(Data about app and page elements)
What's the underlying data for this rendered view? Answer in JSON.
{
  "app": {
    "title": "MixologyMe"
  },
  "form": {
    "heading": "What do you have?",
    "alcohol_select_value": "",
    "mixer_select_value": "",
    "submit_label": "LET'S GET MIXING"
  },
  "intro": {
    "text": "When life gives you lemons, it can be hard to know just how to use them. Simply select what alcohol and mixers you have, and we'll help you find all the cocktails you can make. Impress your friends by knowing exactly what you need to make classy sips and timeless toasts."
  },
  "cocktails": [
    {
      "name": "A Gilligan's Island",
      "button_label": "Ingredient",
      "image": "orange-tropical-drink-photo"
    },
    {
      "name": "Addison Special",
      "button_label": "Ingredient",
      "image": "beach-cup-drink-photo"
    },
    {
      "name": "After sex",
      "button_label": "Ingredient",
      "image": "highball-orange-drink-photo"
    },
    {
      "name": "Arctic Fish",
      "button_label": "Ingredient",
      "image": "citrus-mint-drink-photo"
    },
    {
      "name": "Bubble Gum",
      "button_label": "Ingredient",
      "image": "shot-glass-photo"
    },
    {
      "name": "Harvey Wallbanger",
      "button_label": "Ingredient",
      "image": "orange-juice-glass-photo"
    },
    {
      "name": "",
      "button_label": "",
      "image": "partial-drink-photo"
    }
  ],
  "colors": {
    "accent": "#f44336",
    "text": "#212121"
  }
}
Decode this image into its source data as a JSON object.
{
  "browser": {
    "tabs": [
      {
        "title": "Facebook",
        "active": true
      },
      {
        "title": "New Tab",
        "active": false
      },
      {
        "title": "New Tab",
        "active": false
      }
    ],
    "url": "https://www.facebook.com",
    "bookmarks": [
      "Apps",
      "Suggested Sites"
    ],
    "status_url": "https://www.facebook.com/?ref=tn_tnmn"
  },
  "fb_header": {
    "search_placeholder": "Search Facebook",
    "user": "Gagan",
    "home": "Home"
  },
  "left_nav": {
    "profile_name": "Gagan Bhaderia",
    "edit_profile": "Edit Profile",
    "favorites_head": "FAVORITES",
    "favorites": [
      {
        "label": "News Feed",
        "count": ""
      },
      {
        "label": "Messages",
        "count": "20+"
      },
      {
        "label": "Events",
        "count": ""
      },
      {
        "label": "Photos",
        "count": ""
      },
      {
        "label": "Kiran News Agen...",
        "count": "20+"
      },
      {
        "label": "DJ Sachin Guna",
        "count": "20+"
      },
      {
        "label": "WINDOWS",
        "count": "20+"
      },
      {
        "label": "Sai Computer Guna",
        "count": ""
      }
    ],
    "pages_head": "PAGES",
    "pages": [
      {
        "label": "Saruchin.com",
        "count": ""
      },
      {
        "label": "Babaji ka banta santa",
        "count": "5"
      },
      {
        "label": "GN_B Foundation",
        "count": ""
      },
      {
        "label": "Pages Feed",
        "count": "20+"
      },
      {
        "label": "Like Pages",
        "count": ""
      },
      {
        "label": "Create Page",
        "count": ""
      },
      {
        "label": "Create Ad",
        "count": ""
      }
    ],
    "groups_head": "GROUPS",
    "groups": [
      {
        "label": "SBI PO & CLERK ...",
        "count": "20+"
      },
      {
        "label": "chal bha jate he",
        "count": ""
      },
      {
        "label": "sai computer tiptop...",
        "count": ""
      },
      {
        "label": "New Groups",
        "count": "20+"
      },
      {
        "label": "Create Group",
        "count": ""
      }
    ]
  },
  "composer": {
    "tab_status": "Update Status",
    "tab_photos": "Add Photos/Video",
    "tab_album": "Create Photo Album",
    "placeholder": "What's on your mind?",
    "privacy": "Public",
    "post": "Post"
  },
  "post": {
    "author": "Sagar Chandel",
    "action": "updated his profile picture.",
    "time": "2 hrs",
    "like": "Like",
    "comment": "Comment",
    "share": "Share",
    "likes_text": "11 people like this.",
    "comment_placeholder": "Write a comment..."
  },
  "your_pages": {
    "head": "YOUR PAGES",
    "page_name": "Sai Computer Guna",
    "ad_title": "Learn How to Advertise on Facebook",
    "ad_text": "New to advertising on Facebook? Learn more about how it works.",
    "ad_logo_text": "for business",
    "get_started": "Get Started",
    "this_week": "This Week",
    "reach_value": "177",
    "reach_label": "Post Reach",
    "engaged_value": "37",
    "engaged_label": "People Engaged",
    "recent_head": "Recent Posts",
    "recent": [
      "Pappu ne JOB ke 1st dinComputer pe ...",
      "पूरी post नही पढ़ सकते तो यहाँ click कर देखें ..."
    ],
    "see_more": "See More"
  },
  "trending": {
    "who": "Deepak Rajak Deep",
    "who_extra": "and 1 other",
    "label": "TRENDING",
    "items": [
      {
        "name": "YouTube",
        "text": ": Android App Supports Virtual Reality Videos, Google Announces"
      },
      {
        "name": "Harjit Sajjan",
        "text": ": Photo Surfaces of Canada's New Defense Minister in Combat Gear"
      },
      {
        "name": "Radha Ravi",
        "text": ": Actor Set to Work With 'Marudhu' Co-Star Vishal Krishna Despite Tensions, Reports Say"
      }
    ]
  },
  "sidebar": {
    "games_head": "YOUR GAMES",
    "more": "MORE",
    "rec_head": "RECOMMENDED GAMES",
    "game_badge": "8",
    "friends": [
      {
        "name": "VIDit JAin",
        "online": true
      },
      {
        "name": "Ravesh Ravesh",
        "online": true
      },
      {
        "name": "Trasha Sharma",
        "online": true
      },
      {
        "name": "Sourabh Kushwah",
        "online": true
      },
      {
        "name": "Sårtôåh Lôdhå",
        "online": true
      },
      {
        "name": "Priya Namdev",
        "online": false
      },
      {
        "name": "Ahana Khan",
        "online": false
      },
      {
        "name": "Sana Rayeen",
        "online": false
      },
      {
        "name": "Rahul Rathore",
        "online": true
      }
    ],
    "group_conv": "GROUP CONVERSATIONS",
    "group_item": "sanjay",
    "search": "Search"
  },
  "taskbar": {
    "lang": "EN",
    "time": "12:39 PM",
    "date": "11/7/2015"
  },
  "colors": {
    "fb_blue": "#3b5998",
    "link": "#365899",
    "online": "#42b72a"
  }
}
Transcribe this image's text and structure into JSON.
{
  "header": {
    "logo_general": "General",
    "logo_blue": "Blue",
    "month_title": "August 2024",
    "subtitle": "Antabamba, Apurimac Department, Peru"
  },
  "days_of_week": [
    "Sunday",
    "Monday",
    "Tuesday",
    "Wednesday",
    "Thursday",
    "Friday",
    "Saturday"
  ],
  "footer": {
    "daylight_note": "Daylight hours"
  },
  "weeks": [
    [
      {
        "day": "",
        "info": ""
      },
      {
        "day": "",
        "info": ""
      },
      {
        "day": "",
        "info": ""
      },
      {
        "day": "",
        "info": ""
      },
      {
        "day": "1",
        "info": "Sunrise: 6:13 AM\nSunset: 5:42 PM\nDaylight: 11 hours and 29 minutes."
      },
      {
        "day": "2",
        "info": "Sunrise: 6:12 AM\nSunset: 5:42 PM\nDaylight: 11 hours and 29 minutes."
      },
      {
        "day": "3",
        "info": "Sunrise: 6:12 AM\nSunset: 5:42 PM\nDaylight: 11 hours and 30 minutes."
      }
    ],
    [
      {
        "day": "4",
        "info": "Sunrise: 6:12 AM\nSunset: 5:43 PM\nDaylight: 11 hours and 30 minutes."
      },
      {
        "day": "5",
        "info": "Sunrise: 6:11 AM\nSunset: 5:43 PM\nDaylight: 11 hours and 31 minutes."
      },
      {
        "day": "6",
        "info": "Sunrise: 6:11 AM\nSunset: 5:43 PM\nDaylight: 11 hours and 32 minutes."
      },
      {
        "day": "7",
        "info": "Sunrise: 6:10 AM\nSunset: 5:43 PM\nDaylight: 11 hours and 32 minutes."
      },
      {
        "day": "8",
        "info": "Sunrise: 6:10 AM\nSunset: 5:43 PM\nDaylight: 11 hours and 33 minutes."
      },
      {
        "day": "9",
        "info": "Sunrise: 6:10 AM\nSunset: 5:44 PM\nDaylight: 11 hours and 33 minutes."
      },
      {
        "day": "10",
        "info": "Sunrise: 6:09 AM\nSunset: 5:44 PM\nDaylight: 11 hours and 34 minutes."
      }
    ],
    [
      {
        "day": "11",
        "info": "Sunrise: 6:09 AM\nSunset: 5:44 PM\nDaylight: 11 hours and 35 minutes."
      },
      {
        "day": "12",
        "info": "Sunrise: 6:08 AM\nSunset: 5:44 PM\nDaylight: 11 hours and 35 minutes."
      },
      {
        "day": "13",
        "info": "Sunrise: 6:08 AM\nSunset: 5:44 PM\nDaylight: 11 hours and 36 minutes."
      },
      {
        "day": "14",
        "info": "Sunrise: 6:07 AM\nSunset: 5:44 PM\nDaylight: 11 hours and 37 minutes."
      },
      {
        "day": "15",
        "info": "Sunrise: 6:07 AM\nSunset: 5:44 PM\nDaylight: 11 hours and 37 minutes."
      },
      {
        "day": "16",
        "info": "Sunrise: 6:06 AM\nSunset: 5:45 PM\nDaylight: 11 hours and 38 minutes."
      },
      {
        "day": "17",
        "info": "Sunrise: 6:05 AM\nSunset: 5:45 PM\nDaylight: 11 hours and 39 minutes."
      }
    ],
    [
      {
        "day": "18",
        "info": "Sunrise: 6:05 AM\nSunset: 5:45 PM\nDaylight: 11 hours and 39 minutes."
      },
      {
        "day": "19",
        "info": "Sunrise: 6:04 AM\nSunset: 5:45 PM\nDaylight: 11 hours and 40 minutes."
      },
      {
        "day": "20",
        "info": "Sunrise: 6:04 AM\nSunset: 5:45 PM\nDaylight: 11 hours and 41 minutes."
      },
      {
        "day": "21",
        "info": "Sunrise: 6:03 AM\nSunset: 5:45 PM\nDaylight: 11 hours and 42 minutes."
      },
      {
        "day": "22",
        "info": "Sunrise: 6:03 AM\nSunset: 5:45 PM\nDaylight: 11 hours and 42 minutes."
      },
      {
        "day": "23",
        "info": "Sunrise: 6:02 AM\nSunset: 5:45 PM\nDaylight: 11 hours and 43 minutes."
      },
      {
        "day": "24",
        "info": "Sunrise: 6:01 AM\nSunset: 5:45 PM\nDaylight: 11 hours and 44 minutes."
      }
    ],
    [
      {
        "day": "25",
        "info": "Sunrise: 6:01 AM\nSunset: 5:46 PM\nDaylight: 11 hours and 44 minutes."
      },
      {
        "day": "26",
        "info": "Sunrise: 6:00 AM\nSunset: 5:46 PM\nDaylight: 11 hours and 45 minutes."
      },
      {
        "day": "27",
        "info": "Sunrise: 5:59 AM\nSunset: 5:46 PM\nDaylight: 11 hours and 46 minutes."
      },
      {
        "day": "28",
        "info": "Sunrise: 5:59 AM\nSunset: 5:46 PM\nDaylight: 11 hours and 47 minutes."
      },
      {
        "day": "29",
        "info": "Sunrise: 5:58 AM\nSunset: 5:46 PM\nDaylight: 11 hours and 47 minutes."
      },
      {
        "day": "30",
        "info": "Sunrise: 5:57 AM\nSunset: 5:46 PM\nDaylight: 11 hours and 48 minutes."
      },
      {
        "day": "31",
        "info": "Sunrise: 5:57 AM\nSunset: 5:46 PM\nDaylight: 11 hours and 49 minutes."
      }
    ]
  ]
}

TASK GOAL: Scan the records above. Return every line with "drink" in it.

COMPLETED TASK:
      "image": "orange-tropical-drink-photo"
      "image": "beach-cup-drink-photo"
      "image": "highball-orange-drink-photo"
      "image": "citrus-mint-drink-photo"
      "image": "partial-drink-photo"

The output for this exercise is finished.